Earning entry into the Adirondack High Peaks Forty-Sixers club has long been on my bucket list, and considering the proximity of the 46 mountain peaks, there was no good reason not to give a go. Last weekend, I finally embarked on what will likely be a very long term quest when I took on Cascade Mountain, reputedly the easiest of the summits, with my family.
According to a listing of the 46 Adirondack High Peaks, where even the highest–Mount Marcy at 5344′–offers no risk of altitude sickness, the 4.8 mile roundtrip, 1940′ ascent of Cascade Mountain rates a “2” out of 7 on a ranking of all the trails, making it a good place to start out as an aspiring 46er. Not that I was in any shape to tackle even the easiest of mountain peaks. A summer spent driving across the USA, even on an epic Lincoln Highway road trip, does not build stamina. Muscles long forgotten screamed in protest as I trudged up the the mountain with my husband, while our kids left us far in the dust.
It took us the full, typical five hours for the hike, with only a short break to down a sandwich at a scenic overlook. I’m sure my husband could have done the trip in much less time, though I’m not entirely confident that he could have kept up with our teens. They made the summit in just one hour, a third of our ascent time, completing the entire trek–even with long breaks–in under two hours.
The only time we were actually together on the hike was that short interlude at the overlook when we ran into our nimble-footed offspring along their descent. And still, I would qualify this as a very successful family outing. Now that our eldest child is in her senior year of high school, I’m grateful for any opportunity to spend a weekend together. It was wonderful to see the siblings teaming up, euphoric to actually attain the summit, and we all came away with a sense of accomplishment. That Cascade Mountain hike wasn’t easy; it was amazing.
Cascade Mountain Trail Smarts
The first challenge of this hike is finding parking at the trailhead which is located past the Long Lakes along Route 73, near Keene Valley, NY. Not being entirely certain where that might be, we stopped at the Mountaineer (a remarkably well-stocked sporting goods store) for directions. This is also a good place to pick up trail maps and a High Peaks journal.
Sign in on the register at the trailhead, and sign out upon return. Keep in mind that there are no restroom facilities, and this is a carry in, carry out kind of place. Dress in layers because no matter how pleasant the weather at the base, it can be windy and downright frigid at the top. Also, sturdy boots with good ankle support can be a lifesaver when navigating the rocky and sometimes muddy trail. For more safety tips, see Hiking Safety Rules That Save Lives.

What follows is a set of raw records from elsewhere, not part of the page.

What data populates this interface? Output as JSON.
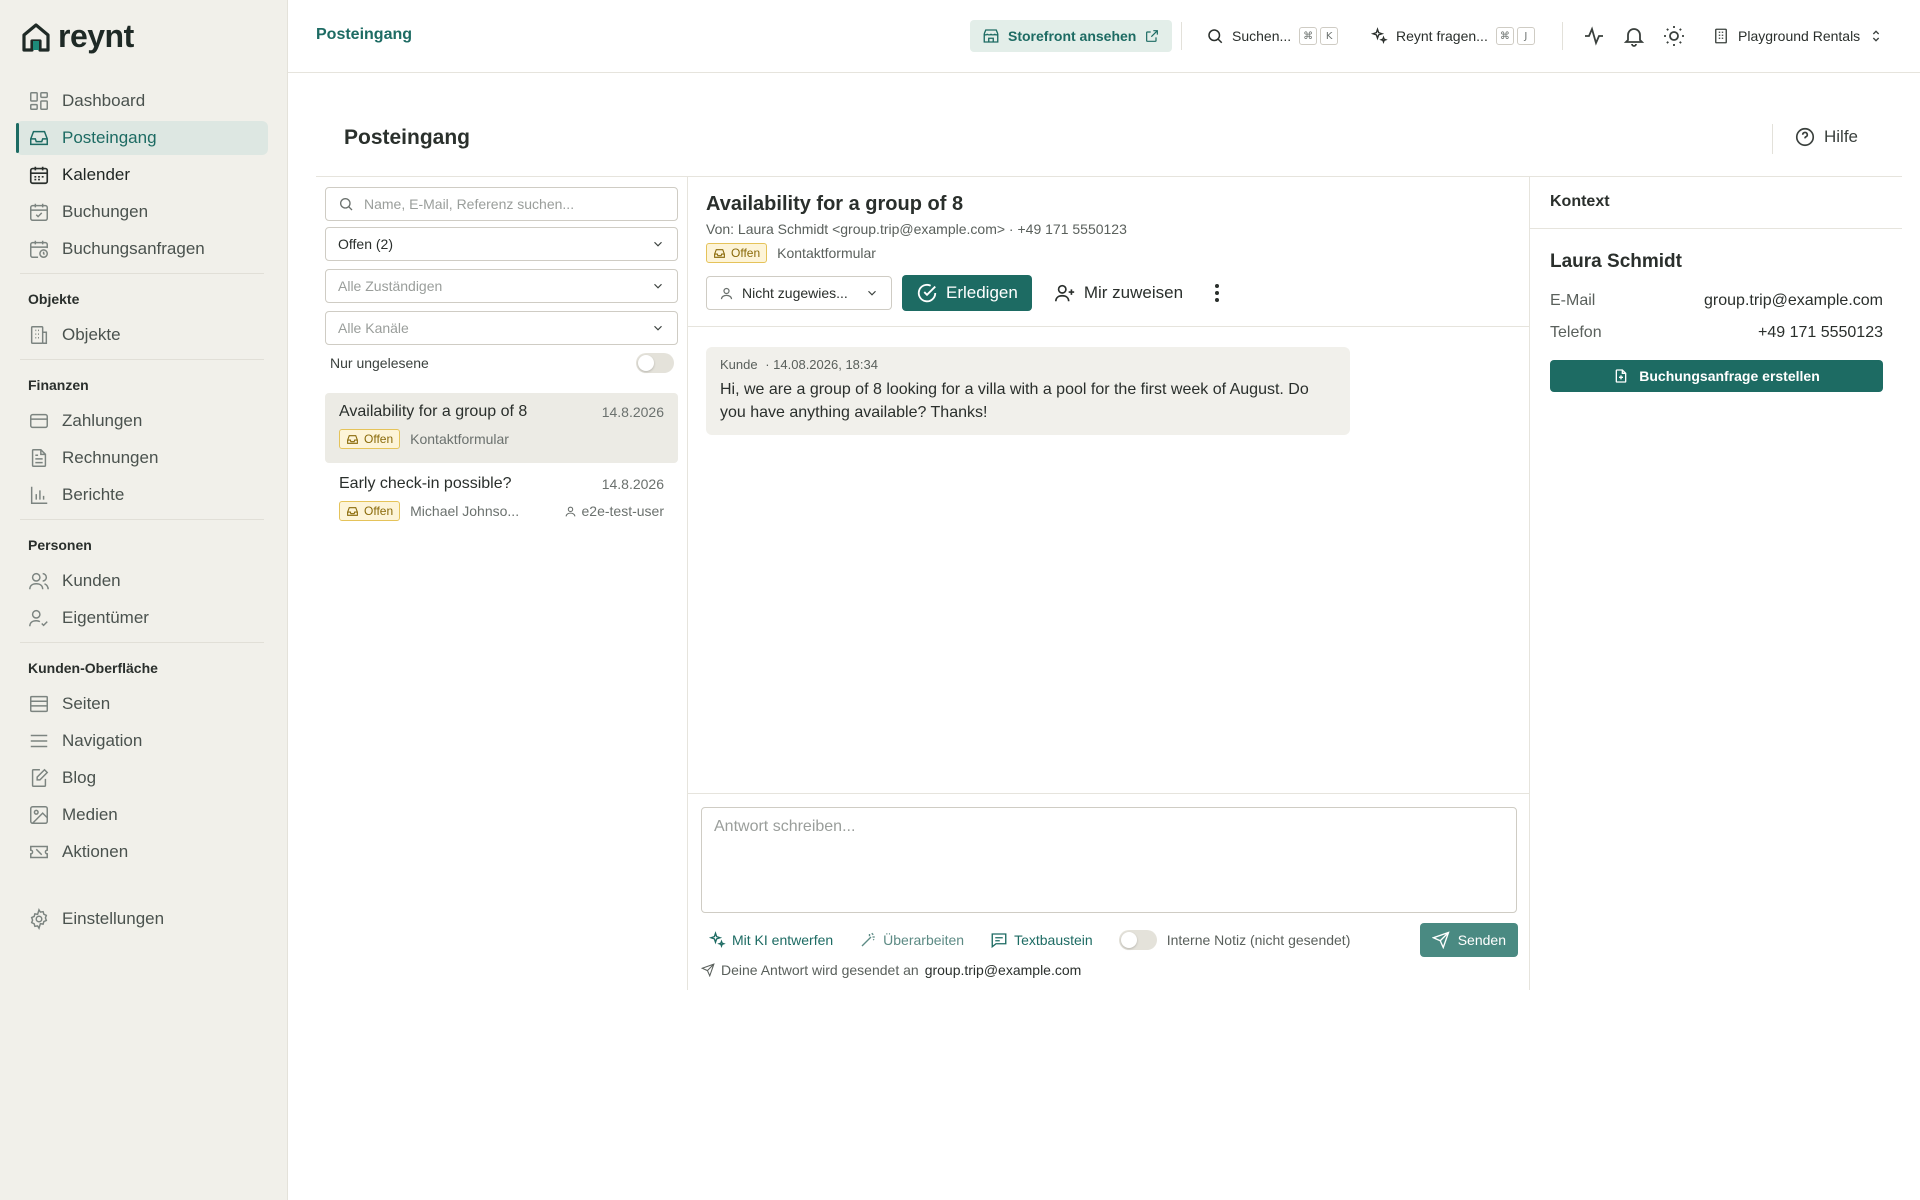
{
  "brand": {
    "name": "reynt"
  },
  "sidebar": {
    "items_main": [
      {
        "label": "Dashboard",
        "icon": "dashboard-icon"
      },
      {
        "label": "Posteingang",
        "icon": "inbox-icon"
      },
      {
        "label": "Kalender",
        "icon": "calendar-icon"
      },
      {
        "label": "Buchungen",
        "icon": "calendar-check-icon"
      },
      {
        "label": "Buchungsanfragen",
        "icon": "calendar-clock-icon"
      }
    ],
    "section_objekte": {
      "title": "Objekte",
      "items": [
        {
          "label": "Objekte",
          "icon": "building-icon"
        }
      ]
    },
    "section_finanzen": {
      "title": "Finanzen",
      "items": [
        {
          "label": "Zahlungen",
          "icon": "credit-card-icon"
        },
        {
          "label": "Rechnungen",
          "icon": "file-text-icon"
        },
        {
          "label": "Berichte",
          "icon": "bar-chart-icon"
        }
      ]
    },
    "section_personen": {
      "title": "Personen",
      "items": [
        {
          "label": "Kunden",
          "icon": "users-icon"
        },
        {
          "label": "Eigentümer",
          "icon": "user-check-icon"
        }
      ]
    },
    "section_kunden": {
      "title": "Kunden-Oberfläche",
      "items": [
        {
          "label": "Seiten",
          "icon": "layout-icon"
        },
        {
          "label": "Navigation",
          "icon": "menu-icon"
        },
        {
          "label": "Blog",
          "icon": "edit-file-icon"
        },
        {
          "label": "Medien",
          "icon": "image-icon"
        },
        {
          "label": "Aktionen",
          "icon": "ticket-icon"
        }
      ]
    },
    "settings": {
      "label": "Einstellungen",
      "icon": "gear-icon"
    }
  },
  "topbar": {
    "title": "Posteingang",
    "storefront_label": "Storefront ansehen",
    "search_label": "Suchen...",
    "search_kbd": [
      "⌘",
      "K"
    ],
    "ask_label": "Reynt fragen...",
    "ask_kbd": [
      "⌘",
      "J"
    ],
    "org_label": "Playground Rentals"
  },
  "page": {
    "title": "Posteingang",
    "help_label": "Hilfe"
  },
  "filters": {
    "search_placeholder": "Name, E-Mail, Referenz suchen...",
    "status_value": "Offen (2)",
    "assignee_placeholder": "Alle Zuständigen",
    "channel_placeholder": "Alle Kanäle",
    "unread_label": "Nur ungelesene"
  },
  "conversations": [
    {
      "title": "Availability for a group of 8",
      "date": "14.8.2026",
      "status": "Offen",
      "source": "Kontaktformular",
      "assignee": ""
    },
    {
      "title": "Early check-in possible?",
      "date": "14.8.2026",
      "status": "Offen",
      "source": "Michael Johnso...",
      "assignee": "e2e-test-user"
    }
  ],
  "detail": {
    "title": "Availability for a group of 8",
    "from": "Von: Laura Schmidt <group.trip@example.com> · +49 171 5550123",
    "status": "Offen",
    "channel": "Kontaktformular",
    "assign_value": "Nicht zugewies...",
    "done_label": "Erledigen",
    "assign_me_label": "Mir zuweisen",
    "message": {
      "author": "Kunde",
      "timestamp": "· 14.08.2026, 18:34",
      "text": "Hi, we are a group of 8 looking for a villa with a pool for the first week of August. Do you have anything available? Thanks!"
    },
    "composer": {
      "placeholder": "Antwort schreiben...",
      "ai_draft_label": "Mit KI entwerfen",
      "revise_label": "Überarbeiten",
      "snippet_label": "Textbaustein",
      "internal_note_label": "Interne Notiz (nicht gesendet)",
      "send_label": "Senden",
      "send_note": "Deine Antwort wird gesendet an",
      "send_to": "group.trip@example.com"
    }
  },
  "context": {
    "title": "Kontext",
    "name": "Laura Schmidt",
    "email_key": "E-Mail",
    "email_value": "group.trip@example.com",
    "phone_key": "Telefon",
    "phone_value": "+49 171 5550123",
    "create_label": "Buchungsanfrage erstellen"
  },
  "colors": {
    "accent": "#1d6b63",
    "sidebar_bg": "#f1f0ea",
    "badge_bg": "#fdf4d8",
    "badge_border": "#e5c35a"
  }
}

Travel Tip – If you’re up for a longer hike, you can bag Porter Mountain too. At 0.3 miles from the Cascade Mountain summit there’s a turnoff toward the Porter Mountain summit for an additional 0.7 miles.
“Carry-A-Rock To Cascade – Help build cairns and trails by picking up a rock at the trailhead and taking it to the top.
To learn more about the Adirondack Forty-Sixers, visit www.adk46r.org.
Planning a trip in and near Lake Placid, NY? See our Adirondacks Guide.
Looking for more hikes? See:
- Family Friendly Hikes In The Capital Region
- How To Find Fun Hikes In The Capital Region
- Waterfalls on the Indian Ladder Trail
Sandra Foyt | Sandra Foyt is a storyteller, photographer, and road trip junkie. A veteran of six cross-country road trips, she drove Route 66, the Lincoln Highway, the fossil freeway, the extraterrestrial highway, and even “the loneliest road in America.” Find her on GetawayMavens.com, an award-winning destination guide to extraordinary travel in and from Northeast USA, on her portfolio site at SandraFoyt.com, and in freelance gigs on Family Travel 411, Minitime, Huffington Post, and Matador Network. Email: firstname.lastname@example.org, Twitter @SandraFoyt.